By Alexander Bolton - 11/07/10 12:32 AM EDT
Senate Majority Leader Harry ReidHarry ReidOvernight Finance: Obama signs Puerto Rico bill | Trump steps up attacks on trade | Dodd-Frank backers cheer 'too big to fail' decision | New pressure to fill Ex-Im board Iowa poll: Clinton up 14 on Trump, Grassley in tight race with Dem Lynch meeting with Bill Clinton creates firestorm for email case MORE (D-Nev.) won a tough reelection fight by making promises to his constituents, and now he has the tough job of delivering in the lame-duck session.

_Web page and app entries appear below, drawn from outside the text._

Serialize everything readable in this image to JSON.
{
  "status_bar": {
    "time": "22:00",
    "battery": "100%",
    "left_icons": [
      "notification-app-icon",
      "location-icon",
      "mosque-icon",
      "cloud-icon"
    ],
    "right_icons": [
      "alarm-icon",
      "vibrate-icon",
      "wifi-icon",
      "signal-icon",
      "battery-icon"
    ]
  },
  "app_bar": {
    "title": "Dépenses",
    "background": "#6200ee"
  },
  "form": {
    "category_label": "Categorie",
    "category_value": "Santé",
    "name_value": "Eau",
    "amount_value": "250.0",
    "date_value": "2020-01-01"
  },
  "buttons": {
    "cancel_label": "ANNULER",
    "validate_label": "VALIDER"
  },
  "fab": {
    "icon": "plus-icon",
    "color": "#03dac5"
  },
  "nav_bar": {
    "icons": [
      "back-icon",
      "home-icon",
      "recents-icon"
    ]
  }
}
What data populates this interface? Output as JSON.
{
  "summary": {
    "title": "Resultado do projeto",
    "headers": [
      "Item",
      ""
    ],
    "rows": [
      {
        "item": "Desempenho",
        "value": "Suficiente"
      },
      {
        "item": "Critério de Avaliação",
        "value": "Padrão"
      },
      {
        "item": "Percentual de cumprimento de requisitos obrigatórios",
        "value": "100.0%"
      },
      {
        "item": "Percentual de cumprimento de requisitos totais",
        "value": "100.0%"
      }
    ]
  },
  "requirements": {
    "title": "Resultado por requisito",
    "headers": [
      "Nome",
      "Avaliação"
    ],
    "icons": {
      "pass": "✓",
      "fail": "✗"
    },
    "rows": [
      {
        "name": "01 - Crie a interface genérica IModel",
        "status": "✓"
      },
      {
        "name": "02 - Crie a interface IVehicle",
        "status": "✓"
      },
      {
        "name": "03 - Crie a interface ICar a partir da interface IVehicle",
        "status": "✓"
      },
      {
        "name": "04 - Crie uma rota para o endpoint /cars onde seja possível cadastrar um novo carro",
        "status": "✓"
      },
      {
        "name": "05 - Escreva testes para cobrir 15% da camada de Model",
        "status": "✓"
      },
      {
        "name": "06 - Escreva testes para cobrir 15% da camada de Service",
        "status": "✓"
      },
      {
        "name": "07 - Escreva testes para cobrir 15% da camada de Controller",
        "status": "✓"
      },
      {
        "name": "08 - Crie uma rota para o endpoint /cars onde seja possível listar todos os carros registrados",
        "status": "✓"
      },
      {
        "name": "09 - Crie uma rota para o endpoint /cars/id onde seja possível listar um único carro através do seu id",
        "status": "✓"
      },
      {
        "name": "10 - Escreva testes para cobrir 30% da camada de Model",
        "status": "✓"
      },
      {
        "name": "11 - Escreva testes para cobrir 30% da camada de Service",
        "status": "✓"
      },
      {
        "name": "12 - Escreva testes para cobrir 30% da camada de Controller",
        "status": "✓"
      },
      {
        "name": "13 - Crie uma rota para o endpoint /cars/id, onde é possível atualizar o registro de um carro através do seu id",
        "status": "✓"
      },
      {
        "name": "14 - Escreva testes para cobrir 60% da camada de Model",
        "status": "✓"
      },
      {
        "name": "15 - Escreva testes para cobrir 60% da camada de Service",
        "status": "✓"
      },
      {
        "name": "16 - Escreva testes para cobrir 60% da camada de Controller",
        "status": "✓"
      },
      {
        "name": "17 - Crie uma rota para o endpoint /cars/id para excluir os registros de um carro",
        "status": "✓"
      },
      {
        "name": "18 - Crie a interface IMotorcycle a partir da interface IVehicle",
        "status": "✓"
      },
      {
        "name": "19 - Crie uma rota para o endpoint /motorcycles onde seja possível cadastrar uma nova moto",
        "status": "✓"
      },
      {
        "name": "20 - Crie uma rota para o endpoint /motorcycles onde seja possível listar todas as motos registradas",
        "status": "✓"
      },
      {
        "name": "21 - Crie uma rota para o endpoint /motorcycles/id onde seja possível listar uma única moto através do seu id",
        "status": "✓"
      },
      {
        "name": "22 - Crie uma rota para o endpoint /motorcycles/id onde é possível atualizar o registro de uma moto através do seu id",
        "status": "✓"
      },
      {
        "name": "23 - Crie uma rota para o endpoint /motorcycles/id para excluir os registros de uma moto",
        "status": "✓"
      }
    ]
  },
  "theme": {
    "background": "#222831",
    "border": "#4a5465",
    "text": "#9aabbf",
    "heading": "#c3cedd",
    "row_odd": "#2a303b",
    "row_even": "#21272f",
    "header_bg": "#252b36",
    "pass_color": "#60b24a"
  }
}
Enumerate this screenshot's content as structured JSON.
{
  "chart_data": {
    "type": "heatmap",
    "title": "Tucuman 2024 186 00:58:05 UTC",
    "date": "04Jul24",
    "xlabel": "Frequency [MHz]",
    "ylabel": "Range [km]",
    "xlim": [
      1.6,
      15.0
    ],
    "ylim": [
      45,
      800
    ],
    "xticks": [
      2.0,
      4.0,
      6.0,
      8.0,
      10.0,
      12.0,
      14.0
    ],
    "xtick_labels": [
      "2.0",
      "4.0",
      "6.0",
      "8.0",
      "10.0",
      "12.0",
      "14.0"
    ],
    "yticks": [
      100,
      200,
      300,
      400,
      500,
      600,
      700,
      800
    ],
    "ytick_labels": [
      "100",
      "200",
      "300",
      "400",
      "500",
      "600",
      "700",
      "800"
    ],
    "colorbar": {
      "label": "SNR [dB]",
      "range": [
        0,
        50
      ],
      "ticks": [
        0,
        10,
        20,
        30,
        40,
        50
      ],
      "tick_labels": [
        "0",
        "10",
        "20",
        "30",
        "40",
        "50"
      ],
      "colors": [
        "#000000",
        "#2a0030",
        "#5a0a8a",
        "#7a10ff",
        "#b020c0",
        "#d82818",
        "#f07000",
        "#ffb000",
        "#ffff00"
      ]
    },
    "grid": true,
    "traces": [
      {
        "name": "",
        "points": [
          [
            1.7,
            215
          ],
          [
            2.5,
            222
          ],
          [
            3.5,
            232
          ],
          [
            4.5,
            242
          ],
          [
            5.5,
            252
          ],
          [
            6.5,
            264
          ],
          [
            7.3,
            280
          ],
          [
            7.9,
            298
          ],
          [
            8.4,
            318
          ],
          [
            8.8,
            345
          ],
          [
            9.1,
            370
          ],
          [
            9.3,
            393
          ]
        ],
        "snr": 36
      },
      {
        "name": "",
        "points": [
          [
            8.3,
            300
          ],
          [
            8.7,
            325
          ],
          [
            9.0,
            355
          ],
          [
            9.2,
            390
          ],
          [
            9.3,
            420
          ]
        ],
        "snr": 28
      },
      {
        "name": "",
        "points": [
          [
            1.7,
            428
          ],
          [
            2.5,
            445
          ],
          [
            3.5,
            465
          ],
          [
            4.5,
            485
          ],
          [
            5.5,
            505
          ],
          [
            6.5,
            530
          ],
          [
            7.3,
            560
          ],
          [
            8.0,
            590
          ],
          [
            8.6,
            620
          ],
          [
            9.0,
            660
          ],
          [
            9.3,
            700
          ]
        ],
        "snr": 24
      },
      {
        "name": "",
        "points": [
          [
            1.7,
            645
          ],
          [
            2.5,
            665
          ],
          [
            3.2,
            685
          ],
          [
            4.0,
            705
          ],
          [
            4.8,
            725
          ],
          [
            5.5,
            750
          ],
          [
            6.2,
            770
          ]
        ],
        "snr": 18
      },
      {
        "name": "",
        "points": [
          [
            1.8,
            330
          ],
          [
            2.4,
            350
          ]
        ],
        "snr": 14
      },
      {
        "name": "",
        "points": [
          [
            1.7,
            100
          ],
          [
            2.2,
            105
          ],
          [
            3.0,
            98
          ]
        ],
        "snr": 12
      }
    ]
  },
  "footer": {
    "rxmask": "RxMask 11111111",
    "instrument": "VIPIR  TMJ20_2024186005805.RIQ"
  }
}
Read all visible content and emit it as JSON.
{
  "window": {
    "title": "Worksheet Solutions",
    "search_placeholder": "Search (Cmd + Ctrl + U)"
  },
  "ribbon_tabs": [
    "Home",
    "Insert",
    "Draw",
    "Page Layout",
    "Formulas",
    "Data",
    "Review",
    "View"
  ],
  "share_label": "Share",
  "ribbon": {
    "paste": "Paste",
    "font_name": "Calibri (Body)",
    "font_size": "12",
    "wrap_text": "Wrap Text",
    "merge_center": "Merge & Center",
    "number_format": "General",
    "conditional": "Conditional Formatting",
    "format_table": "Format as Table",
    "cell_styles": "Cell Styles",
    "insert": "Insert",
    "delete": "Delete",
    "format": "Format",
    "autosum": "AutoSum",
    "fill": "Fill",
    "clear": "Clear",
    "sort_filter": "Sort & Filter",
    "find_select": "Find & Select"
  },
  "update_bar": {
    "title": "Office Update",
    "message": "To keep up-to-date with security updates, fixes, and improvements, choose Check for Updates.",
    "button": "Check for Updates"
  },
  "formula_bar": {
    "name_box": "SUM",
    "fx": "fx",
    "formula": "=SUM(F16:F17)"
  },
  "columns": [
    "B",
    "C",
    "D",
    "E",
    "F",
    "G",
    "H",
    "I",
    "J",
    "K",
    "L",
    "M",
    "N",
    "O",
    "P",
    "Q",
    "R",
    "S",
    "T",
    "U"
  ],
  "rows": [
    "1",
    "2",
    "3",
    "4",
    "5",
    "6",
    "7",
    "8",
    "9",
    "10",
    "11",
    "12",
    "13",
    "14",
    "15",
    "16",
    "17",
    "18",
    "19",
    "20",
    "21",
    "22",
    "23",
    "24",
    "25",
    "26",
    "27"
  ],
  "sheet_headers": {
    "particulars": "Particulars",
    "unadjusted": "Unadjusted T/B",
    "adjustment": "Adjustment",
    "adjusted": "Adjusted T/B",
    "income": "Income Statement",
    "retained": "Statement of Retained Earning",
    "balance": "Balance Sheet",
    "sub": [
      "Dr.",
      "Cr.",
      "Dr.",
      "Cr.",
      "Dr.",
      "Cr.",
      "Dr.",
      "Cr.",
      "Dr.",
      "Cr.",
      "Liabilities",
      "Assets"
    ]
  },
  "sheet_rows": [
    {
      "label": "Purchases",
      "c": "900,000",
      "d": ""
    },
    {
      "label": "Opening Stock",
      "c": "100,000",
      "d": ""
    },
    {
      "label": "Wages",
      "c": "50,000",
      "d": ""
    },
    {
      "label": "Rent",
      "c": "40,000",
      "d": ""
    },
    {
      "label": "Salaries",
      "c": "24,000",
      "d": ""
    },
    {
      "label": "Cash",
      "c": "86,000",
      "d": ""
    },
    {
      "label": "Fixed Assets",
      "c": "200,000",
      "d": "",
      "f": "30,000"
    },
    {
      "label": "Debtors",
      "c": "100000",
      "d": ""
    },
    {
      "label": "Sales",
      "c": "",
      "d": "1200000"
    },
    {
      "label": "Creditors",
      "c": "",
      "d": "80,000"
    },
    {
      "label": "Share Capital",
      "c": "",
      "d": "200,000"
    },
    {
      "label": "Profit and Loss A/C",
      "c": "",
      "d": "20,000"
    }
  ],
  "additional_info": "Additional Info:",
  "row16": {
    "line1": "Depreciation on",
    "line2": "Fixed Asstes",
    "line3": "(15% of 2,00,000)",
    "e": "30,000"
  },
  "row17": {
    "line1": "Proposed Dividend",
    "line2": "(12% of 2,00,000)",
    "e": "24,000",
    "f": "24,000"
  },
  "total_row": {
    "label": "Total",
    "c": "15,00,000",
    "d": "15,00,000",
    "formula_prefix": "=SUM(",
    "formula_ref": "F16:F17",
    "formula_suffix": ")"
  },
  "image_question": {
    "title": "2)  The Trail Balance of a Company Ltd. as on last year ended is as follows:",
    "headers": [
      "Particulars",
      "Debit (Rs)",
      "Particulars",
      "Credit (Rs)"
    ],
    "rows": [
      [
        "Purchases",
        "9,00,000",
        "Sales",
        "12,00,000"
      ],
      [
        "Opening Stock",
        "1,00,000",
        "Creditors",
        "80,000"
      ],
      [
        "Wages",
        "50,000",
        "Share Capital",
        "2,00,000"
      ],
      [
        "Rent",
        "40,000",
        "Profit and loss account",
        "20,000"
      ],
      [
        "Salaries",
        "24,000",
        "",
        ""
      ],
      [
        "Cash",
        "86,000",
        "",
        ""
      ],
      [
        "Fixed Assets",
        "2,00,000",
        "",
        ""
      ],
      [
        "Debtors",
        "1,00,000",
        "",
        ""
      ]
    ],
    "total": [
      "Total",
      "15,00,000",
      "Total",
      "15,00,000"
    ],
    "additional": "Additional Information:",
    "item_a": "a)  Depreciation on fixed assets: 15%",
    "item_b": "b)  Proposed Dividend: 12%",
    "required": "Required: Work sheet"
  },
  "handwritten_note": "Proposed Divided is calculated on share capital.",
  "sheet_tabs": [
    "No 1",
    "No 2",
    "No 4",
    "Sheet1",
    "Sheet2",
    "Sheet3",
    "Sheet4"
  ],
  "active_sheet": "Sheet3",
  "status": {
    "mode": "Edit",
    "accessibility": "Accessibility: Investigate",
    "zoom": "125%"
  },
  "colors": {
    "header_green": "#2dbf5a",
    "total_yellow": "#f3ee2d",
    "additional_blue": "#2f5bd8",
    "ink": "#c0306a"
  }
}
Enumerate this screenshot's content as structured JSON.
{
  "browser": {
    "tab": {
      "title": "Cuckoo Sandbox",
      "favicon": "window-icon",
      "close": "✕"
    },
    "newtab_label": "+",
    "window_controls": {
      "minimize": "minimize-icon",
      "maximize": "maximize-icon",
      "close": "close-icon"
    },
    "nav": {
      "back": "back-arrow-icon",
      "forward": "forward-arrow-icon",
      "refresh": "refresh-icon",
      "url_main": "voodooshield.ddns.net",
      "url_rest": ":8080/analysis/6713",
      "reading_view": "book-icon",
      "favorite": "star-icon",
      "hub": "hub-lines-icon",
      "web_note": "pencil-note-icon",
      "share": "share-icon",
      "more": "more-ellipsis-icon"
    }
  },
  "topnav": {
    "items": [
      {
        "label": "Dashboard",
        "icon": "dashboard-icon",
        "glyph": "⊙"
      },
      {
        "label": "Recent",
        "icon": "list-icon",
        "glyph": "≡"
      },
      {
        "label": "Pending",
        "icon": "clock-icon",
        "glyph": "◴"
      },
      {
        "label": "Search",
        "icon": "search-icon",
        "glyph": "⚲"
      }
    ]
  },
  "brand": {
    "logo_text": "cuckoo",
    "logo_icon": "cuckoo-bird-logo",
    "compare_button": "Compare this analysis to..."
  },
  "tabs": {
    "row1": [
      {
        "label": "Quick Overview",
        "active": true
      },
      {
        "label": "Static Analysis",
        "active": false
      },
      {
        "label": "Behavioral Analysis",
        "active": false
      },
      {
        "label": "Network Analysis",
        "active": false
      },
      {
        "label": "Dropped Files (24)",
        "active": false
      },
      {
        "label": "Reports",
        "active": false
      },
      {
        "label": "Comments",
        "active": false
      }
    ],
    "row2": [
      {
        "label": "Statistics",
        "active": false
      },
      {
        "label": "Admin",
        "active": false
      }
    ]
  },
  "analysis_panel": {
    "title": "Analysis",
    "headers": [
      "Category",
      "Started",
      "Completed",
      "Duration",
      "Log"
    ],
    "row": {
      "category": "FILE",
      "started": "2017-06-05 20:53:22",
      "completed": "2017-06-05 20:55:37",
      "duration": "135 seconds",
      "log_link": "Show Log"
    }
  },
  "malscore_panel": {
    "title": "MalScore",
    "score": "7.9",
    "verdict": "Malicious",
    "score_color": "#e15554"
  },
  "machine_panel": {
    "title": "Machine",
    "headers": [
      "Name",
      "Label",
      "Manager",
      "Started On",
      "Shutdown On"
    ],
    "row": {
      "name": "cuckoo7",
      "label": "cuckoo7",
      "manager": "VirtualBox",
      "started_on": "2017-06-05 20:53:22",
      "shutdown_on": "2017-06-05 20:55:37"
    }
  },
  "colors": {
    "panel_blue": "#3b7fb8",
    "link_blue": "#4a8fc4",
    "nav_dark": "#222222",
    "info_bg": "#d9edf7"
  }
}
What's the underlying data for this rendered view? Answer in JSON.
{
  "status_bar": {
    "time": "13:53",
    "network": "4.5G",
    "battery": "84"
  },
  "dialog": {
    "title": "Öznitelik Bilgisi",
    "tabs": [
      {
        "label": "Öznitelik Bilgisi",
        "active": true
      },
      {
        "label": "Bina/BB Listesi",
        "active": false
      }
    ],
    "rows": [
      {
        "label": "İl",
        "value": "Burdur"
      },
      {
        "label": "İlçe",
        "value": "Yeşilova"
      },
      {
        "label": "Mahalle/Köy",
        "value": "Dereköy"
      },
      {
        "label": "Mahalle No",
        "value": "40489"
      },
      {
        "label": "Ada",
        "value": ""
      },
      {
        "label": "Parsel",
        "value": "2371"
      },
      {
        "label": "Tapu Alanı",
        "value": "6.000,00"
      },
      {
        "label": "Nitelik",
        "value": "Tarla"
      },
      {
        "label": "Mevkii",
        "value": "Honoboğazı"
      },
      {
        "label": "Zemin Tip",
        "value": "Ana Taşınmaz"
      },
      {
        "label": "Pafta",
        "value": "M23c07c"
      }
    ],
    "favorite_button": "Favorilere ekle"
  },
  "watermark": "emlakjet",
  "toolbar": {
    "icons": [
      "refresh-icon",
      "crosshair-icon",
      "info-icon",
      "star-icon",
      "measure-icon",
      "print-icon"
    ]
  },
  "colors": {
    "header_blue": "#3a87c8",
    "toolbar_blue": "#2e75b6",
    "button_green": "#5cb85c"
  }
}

Shortly before Election Day, Reid promised during an interview with Univision, a Spanish-language television network, that he would bring the Dream Act up for a vote before the end of the year.
Hispanic and union voters were critical to Reid’s reelection to a fifth term last week.
But Reid will have a difficult time delivering on these promises because of staunch GOP opposition to any legislation considered controversial.
“In a lame-duck, typically we pass only things that expire at the end of the year,” said a senior Republican aide, who said the focus should be on extending the Bush-era tax cuts, which expire at the end of the year.
The aide warned that Republicans would not allow controversial legislation to pass.
Republicans panned the Dream Act during the campaign as granting “amnesty” to illegal immigrants.
Reid’s opponent Sharron Angle said the bill would “incentivize amnesty.”
“He’s looking for votes,” Angle said in September on Fox News.
But Democrats argue that 11 Senate Republicans have supported the Dream Act in the past.
The proposed legislation would allow the children of illegal immigrants to become permanent residents if they arrived in the U.S. at the age of 15 or younger; lived in the country for at least five years; showed good moral character; graduated from high school; served in the military or attended college for two years.
Sen. Richard Lugar (R-Ind.) is a co-sponsor of the legislation and still supports its passage. But other Republican senators backed away from the legislation before the election.
Senate Democratic Whip Dick DurbinDick DurbinClinton ally stands between Sanders and chairmanship dream Reid backs House Puerto Rico bill McConnell pledges redo vote on Zika after break MORE (Ill.), the lead sponsor of the bill, predicted earlier this fall that he would need the votes of about five Republicans to pass the bill.
Labor officials are also pressing Reid to take up legislation that would enhance the collective bargaining rights of police and firefighters’ unions. In some states, it is illegal for police and firefighters to bargain through unions.
"There certainly have been conversations with the leader and the leader’s office on that issue," said Barry Kasinitz, director of governmental affairs at the International Association of Fire Fighters. "We are very hopeful of a vote. We are hopeful they will find time to bring it up."
The International Association of Fire Fighters is affiliated with the AFL-CIO.
"Majority Leader Reid very much wants to bring the bill up," Kasinitz added.
He said it’s important the bill moves before the end of the 111th Congress.
“Procedurally, it’s much easier to move it while Democrats are in control of the House,” he said, adding it has six Republican co-sponsors and would obtain “well over 60 votes in the Senate.”
The legislation is sponsored by Sen. Judd Gregg (R-N.H.), who will retire at the end of the year, and Republican colleagues might be persuaded to give him a retirement gift.
Hispanic voters turned out in record numbers in Nevada, giving Reid a crucial boost.
The Pew Hispanic Center reported that Hispanics favored Reid over Angle by more than a two-to-one margin, 68 percent to 30 percent.
Labor unions have also claimed credit for helping reelect Reid.
The AFL-CIO reported that 69 percent of its 270,000 members voted for Reid, compared to 29 percent who supported Angle.
Reid lost non-union members by a margin of 49 percent to 44 percent, according to the AFL-CIO.
“We provided the margin of victory,” an AFL-CIO spokesman informed reporters on Election Day.